As we gaze into the night sky, we are often left in awe of the vastness and beauty of the universe. One of the best ways to explore and appreciate this celestial wonder is through the use of telescopes. Among the various types of telescopes available, catadioptric telescopes have gained popularity due to their unique optical design that combines the features of both refracting and reflecting telescopes. In this comprehensive guide, we will delve into the world of catadioptric telescopes, exploring their history, types, advantages, and how they can enhance our understanding and appreciation of the cosmos.
A Brief History of Catadioptric Telescopes
The first documented catadioptric telescope was developed by German mathematician and astronomer Bernhard Schmidt in 1930. Known as the Schmidt Camera, it was designed to correct optical aberrations such as coma and astigmatism that were common in wide-field photographic applications. This innovative design laid the foundation for further advancements in catadioptric telescope technology.
In 1944, Russian optician Dmitry Dmitrievich Maksutov independently developed a similar system called the Maksutov Telescope. Although both Schmidt and Maksutov designs shared similarities in their optical systems, they differed significantly in their mechanical construction. These two groundbreaking inventions marked the beginning of modern catadioptric telescope technology.
Types of Catadioptric Telescopes
Over time, various types of catadioptric telescopes have been developed, each with its unique features and advantages. Let us explore some of the most popular designs:
Schmidt-Cassegrain Telescope (SCT)
The Schmidt-Cassegrain Telescope (SCT) is one of the most popular and widely used catadioptric designs among amateur astronomers. It combines the optical elements of a Cassegrain reflector with a Schmidt corrector plate to create a compact and versatile telescope system. The SCT offers an excellent balance between aperture size, focal length, and portability, making it a favorite choice for various applications such as astrophotography, planetary observation, and deep-sky observation.
Maksutov-Cassegrain Telescope (MCT)
The Maksutov-Cassegrain Telescope (MCT) is another popular catadioptric design that shares many similarities with the SCT. It features a thick Maksutov corrector lens instead of the thin Schmidt corrector plate used in SCTs. This design provides excellent optical performance with minimal aberrations and is particularly well-suited for high-contrast planetary and lunar observation.
Ritchey-Chrétien Telescope (RCT)
The Ritchey-Chrétien Telescope (RCT) is a specialized type of catadioptric telescope that has been widely adopted by professional observatories due to its exceptional image quality and large field of view.

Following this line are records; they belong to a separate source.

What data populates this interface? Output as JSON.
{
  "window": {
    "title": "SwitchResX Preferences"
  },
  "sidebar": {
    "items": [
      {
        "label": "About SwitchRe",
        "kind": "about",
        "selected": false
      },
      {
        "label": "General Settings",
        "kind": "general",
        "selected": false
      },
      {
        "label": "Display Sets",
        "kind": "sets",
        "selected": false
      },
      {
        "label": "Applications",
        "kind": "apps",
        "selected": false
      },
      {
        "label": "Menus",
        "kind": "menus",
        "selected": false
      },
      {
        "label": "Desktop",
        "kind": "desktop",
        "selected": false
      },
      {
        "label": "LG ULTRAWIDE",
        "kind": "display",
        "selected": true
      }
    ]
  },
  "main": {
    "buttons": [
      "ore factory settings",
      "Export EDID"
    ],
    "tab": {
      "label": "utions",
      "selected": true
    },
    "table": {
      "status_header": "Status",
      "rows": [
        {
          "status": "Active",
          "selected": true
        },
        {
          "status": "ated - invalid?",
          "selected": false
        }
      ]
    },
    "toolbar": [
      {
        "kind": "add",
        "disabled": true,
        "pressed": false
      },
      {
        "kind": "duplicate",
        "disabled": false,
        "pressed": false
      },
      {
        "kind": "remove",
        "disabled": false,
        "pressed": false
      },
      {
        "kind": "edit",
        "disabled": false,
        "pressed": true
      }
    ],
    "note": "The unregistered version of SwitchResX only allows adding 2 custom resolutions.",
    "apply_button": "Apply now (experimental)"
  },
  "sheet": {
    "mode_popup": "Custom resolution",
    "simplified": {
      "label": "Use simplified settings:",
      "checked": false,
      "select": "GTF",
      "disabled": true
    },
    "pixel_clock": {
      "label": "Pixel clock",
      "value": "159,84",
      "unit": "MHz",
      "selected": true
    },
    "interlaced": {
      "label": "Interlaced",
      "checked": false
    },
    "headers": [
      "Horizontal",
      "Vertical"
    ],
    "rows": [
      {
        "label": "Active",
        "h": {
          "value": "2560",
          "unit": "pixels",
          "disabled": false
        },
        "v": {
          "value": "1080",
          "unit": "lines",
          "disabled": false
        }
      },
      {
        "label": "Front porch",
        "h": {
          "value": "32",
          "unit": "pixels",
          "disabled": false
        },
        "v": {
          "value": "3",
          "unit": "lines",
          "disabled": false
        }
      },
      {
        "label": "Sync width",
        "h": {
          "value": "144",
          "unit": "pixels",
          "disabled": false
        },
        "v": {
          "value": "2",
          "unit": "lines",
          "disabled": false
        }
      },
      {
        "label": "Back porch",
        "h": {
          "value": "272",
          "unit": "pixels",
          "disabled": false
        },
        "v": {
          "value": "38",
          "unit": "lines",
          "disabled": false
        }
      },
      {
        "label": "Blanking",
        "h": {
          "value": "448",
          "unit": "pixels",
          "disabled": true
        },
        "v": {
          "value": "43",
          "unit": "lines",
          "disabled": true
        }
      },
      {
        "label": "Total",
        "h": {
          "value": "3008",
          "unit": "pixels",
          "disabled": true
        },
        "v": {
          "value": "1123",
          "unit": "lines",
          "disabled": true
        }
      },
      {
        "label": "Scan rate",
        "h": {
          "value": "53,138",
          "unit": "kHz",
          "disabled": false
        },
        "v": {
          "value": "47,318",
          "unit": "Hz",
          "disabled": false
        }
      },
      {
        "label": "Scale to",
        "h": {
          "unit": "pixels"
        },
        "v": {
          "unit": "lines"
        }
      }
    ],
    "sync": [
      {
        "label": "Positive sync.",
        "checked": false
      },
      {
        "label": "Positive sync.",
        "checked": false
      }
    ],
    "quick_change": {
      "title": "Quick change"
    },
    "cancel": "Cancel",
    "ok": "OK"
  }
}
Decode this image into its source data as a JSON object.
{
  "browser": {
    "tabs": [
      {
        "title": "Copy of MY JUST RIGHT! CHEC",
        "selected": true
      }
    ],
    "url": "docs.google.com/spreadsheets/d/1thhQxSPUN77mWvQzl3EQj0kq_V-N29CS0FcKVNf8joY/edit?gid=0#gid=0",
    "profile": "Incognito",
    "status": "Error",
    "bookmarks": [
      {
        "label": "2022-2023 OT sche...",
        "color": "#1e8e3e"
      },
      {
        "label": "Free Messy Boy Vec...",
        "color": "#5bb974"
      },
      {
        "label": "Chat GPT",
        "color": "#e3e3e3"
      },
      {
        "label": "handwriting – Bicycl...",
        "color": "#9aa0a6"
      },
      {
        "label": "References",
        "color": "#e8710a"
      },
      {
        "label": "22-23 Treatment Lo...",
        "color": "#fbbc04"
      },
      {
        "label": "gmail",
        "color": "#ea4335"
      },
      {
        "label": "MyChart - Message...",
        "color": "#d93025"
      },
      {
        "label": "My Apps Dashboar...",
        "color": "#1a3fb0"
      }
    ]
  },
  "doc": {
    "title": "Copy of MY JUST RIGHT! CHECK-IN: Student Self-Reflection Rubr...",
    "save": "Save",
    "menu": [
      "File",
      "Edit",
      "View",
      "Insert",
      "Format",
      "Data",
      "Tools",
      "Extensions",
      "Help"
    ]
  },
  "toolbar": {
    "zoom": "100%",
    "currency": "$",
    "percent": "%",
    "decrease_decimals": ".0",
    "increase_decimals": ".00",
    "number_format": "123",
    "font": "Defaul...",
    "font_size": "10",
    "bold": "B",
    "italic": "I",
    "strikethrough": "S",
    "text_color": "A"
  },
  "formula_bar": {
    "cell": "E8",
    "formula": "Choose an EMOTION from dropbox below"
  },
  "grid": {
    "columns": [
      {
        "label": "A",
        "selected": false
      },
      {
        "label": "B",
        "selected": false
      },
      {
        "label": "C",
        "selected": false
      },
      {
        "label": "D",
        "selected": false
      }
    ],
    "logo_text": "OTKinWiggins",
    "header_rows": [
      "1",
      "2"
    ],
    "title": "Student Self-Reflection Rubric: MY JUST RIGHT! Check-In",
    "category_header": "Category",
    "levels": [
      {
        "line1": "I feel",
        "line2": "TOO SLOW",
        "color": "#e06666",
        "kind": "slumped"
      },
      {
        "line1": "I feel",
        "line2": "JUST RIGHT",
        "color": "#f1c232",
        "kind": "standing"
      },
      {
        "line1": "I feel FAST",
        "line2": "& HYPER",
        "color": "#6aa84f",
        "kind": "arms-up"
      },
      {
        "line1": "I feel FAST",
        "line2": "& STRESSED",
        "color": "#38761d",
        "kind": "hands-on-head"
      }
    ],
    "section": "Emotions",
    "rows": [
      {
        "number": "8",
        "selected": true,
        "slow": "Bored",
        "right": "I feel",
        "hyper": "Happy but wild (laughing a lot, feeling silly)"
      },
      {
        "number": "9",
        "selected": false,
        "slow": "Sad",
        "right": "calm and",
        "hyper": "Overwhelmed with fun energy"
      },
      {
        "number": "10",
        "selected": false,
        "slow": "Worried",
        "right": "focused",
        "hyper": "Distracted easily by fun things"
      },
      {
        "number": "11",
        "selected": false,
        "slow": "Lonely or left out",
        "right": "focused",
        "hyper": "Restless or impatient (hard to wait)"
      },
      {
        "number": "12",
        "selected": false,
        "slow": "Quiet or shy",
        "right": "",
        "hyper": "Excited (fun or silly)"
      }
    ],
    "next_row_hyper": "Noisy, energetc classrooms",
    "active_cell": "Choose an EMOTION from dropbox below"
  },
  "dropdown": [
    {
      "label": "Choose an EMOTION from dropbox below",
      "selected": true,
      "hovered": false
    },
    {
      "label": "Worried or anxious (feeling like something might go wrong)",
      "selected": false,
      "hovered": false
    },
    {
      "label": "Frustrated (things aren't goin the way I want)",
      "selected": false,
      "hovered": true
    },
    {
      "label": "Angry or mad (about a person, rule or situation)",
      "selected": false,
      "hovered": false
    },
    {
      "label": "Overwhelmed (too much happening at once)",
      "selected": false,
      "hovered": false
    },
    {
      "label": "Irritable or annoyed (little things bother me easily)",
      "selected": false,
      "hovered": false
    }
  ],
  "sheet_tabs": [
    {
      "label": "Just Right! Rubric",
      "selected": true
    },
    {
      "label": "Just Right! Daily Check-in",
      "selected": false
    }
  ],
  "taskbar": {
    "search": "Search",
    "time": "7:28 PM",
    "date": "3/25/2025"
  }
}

Unlike other catadioptric designs, the RCT utilizes hyperbolic primary and secondary mirrors to eliminate coma and spherical aberrations, resulting in sharp images across the entire field of view. The Hubble Space Telescope is a prime example of an RCT in use.
Advantages of Catadioptric Telescopes
Catadioptric telescopes offer several benefits compared to their refracting and reflecting counterparts:
- Compact and lightweight design: By utilizing a folded optical path, catadioptric telescopes are significantly more compact and lightweight than equivalent refractors or reflectors, making them easier to transport and set up.
- Reduced aberrations: The combination of lenses and mirrors in a catadioptric system helps correct various optical aberrations such as coma, astigmatism, and spherical aberration, resulting in sharper images with greater contrast.
- Versatility: Catadioptric telescopes can be used for a wide range of applications, from planetary observation to deep-sky imaging. Their adaptability makes them ideal for amateur astronomers who want a single telescope capable of handling multiple observing tasks.
Choosing the Right Catadioptric Telescope
When selecting a catadioptric telescope, it is essential to consider your specific requirements and preferences. Some factors to keep in mind include aperture size, focal length, portability, and budget. For beginners, an SCT or MCT with a moderate aperture size (6-8 inches) can provide an excellent starting point for exploring the night sky. More advanced observers may prefer larger aperture sizes or specialized designs such as the RCT for specific applications or astrophotography.
Fueling Our Fascination with the Cosmos
Catadioptric telescopes have come a long way since their inception in the early 20th century. Today, they continue to evolve and push the boundaries of what is possible in terms of image quality, versatility, and affordability. As we continue our quest to understand and appreciate the cosmos, catadioptric telescopes remain essential tools in unraveling the mysteries of the universe and fueling our fascination with the celestial wonders above.